Thus, came the famed British Museum Cataloguing Rules known also as Panizzi's 91 Rules. In fact, Panizzi did not author the rules all alone and entirely by himself. The code was the result of collaboration involving the concerted efforts of Edward Edwards, J.W. Jones, J.H. Parry and Thomas Watts besides Sir Anthony Panizzi. Each one first compiled a code individually which were then collectively studied and criticised to formulate rules by consensus so as to reflect the best in the cataloguing philosophy of the time. Initially 79 rules were formulated which were expanded to 91 rules in the final code published in 1841.

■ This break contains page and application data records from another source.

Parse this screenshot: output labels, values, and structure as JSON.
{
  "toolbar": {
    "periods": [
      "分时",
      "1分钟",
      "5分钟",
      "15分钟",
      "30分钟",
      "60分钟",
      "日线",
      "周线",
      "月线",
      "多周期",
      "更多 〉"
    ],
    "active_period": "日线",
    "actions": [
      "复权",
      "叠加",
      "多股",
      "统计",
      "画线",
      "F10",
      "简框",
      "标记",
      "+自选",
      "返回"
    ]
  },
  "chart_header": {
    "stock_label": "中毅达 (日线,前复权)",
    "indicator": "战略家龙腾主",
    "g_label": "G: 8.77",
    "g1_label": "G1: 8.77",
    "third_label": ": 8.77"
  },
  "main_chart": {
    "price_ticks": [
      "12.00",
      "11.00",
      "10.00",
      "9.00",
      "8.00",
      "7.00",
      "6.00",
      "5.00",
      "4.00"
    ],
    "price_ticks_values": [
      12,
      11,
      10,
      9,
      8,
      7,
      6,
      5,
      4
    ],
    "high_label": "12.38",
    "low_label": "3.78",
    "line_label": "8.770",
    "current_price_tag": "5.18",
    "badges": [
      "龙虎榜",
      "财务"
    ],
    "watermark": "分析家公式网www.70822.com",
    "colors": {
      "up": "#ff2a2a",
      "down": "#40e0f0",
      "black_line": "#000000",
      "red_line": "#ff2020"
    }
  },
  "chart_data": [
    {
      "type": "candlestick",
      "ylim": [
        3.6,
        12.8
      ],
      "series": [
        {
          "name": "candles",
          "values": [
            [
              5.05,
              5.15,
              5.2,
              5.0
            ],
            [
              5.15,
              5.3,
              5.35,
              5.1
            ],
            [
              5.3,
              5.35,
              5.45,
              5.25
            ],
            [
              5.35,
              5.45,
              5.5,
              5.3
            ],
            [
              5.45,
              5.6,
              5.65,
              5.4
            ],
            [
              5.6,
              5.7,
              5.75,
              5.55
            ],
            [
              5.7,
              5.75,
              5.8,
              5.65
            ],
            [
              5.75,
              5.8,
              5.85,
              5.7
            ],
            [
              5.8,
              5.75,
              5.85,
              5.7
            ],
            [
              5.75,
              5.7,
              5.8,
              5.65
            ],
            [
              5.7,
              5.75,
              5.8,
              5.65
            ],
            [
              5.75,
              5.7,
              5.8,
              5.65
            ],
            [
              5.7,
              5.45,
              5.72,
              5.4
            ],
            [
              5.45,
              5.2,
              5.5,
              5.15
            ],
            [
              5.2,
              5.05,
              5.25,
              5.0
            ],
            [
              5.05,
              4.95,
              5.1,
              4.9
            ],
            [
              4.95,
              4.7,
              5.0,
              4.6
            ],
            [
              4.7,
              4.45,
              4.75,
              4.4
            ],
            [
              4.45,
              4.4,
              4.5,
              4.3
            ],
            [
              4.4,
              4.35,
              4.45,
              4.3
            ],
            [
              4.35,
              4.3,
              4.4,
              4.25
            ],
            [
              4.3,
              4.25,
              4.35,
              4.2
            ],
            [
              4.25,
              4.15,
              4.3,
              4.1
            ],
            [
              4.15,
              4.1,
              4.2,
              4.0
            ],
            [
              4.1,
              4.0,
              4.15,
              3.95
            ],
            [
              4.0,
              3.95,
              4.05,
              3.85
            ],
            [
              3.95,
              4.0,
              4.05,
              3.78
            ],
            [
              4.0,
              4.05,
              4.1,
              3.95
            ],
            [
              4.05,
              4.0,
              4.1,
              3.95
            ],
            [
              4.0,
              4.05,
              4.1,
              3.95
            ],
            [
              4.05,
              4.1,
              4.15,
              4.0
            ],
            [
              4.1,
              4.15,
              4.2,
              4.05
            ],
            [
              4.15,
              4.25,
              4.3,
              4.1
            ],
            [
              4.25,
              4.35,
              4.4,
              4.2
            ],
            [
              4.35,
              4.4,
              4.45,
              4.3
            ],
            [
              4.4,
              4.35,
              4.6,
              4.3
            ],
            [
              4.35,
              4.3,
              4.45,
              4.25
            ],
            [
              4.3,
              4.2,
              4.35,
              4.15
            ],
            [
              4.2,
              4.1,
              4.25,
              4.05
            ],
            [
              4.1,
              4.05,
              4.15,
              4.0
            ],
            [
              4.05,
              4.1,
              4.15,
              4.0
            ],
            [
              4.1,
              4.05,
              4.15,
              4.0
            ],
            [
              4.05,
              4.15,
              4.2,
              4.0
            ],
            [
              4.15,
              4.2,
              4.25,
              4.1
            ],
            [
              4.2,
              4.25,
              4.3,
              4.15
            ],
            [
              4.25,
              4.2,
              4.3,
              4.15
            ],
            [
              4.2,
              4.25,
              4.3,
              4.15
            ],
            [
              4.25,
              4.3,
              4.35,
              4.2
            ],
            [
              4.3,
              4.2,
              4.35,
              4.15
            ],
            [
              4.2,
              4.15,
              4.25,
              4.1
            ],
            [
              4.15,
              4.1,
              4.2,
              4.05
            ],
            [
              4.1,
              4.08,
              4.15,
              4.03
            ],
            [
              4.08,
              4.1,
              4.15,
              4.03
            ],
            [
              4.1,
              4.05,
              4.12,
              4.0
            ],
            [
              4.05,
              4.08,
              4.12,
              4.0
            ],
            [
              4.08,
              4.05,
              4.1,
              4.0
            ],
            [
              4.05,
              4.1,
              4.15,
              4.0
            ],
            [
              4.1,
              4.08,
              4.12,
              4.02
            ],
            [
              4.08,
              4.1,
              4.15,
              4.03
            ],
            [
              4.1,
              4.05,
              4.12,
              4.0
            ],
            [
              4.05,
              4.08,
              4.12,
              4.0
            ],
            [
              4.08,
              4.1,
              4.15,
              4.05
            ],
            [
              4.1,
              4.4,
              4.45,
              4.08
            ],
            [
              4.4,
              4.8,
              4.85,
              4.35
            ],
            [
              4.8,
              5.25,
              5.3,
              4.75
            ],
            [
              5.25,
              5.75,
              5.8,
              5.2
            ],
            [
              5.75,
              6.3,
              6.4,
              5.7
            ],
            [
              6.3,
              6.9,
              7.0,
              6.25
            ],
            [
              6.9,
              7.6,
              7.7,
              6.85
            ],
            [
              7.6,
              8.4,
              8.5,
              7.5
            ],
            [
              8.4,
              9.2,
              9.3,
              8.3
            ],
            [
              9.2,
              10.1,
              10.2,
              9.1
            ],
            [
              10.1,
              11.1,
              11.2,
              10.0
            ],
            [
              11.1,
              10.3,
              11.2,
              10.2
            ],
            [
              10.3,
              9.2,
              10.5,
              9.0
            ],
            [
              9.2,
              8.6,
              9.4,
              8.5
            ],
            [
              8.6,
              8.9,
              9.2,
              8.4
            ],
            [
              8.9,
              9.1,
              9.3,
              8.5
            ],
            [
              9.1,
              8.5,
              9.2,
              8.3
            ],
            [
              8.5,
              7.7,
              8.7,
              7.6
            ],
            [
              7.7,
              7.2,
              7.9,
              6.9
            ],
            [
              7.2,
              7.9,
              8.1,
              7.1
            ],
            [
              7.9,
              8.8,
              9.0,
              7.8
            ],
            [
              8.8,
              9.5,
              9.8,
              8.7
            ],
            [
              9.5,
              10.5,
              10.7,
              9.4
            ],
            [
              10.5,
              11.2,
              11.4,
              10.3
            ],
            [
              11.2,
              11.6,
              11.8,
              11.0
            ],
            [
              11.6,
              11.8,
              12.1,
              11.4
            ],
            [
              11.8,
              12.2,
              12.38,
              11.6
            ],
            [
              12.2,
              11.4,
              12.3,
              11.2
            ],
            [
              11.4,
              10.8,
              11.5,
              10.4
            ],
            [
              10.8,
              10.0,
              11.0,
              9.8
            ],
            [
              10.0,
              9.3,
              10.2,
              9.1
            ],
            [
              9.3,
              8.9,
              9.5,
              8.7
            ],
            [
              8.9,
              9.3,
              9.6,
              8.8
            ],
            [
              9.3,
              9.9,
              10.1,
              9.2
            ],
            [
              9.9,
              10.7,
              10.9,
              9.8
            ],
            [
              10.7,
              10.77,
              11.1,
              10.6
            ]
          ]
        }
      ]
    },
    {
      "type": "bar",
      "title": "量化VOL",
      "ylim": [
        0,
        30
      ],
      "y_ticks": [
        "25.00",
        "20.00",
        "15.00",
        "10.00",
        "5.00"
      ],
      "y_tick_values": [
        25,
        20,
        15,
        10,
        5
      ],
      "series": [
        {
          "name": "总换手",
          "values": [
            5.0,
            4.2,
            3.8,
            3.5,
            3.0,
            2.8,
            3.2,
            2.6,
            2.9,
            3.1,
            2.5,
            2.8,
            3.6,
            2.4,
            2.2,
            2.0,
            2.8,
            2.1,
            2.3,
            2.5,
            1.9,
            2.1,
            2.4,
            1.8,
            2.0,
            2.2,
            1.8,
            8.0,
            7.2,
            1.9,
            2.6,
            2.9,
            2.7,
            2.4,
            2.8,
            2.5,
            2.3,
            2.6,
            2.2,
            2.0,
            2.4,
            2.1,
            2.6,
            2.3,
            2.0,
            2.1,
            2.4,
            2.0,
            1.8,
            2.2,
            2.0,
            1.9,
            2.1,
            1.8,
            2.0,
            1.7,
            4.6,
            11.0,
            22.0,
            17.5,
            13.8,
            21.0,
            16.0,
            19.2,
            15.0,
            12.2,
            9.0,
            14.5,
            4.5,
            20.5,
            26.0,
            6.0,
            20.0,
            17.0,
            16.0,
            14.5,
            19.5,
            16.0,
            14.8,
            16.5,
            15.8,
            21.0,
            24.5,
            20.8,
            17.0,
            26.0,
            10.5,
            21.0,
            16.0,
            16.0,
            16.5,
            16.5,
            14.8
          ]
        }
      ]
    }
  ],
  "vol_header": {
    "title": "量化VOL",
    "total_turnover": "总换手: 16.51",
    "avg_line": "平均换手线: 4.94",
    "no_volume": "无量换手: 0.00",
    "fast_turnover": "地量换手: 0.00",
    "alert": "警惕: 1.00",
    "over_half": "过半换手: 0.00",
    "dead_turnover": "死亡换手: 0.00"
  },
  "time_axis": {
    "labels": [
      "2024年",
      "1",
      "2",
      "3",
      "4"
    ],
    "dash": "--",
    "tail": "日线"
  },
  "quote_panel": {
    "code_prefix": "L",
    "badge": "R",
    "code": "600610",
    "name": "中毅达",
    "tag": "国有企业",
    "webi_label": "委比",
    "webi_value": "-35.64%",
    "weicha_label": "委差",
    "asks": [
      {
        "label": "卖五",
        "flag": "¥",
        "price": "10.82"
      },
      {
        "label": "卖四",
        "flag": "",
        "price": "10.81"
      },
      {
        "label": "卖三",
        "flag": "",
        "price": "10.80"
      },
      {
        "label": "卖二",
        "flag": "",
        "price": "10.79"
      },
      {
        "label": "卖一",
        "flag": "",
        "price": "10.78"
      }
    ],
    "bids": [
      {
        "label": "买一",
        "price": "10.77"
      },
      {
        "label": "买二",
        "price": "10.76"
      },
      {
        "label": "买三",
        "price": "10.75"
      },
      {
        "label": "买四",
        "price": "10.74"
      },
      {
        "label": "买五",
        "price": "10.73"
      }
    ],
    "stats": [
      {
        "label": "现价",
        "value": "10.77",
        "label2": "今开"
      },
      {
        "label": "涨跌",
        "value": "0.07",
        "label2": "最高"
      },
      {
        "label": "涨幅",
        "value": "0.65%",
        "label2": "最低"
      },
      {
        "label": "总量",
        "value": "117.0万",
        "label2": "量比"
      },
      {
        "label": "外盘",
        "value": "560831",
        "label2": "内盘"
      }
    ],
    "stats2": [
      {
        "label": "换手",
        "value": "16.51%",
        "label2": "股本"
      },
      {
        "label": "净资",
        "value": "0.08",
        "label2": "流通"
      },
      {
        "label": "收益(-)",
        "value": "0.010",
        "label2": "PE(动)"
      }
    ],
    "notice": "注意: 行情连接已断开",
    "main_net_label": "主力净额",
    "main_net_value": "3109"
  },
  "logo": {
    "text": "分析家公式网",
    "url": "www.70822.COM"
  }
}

These rules, clearly, were written to provide for the catalogue of one larger library, the British Museum. They were not intended to he of general use, i.e., use in other libraries. Because both the compilation of the catalogue and the formulation of the rules proceeded side by side, the first volume of the catalogue issued in 1841 proved unsatisfactory, marred by many omissions. Obviously, the rules were applied partially. ,A rash of criticisms and enquiries followed requiring Panizzi to defend the rules. He questioned the feasibility of the project of a printed catalogue for such a large library as the British Museum Library. His testimony before the commissions presenting his views was considered to constitute not only an excellent notes to the rules but also a remarkable introduction to the foundations of cataloguing. The testimony covered many topics of recurring interest, such as, optimal level of bibliographical description and the relation of description to the objectives and functions of library catalogue; normalisation of names of persons and corporate bodies; problems of transliteration, title page transcription, etc.; entry for different forms of publications; treatment of modifications, adaptations, etc. of original works, anonymous publications, etc.; consistency and uniformity in application of cataloguing rules; nature of cross references; filing and arrangement of entries, and so on. It is perhaps for this reason that Panizzi's name came to be identified rather singly with the formulation of the rules. The job was entrusted to him and he led the team.
The printing of the catalogue was given up with the first volume. However, the manuscript project continued. In 1849, a guard book catalogue with entries copied on slips mounted on to the pages of large registers was devised which resulted in a 150 volume catalogue in 1851. Panizzi contended that author catalogue served the users the best, because, according to him most users preferred author approach as the basic approach. The rules therefore, provided for author catalogue with an index of matter (alphabetical subject index based on the subject words picked up from titles) appended to it. The printed catalogue (in book format) cannot admit (fully descriptive) multiple entries lest it becomes impossibly bulky. As a measure of check against the bulk, one entry per book was the answer. Panizzi assumed that this single entry (under author) with sufficient description should serve as the principal/main entry with references (in lieu of added/additional entries) made to it.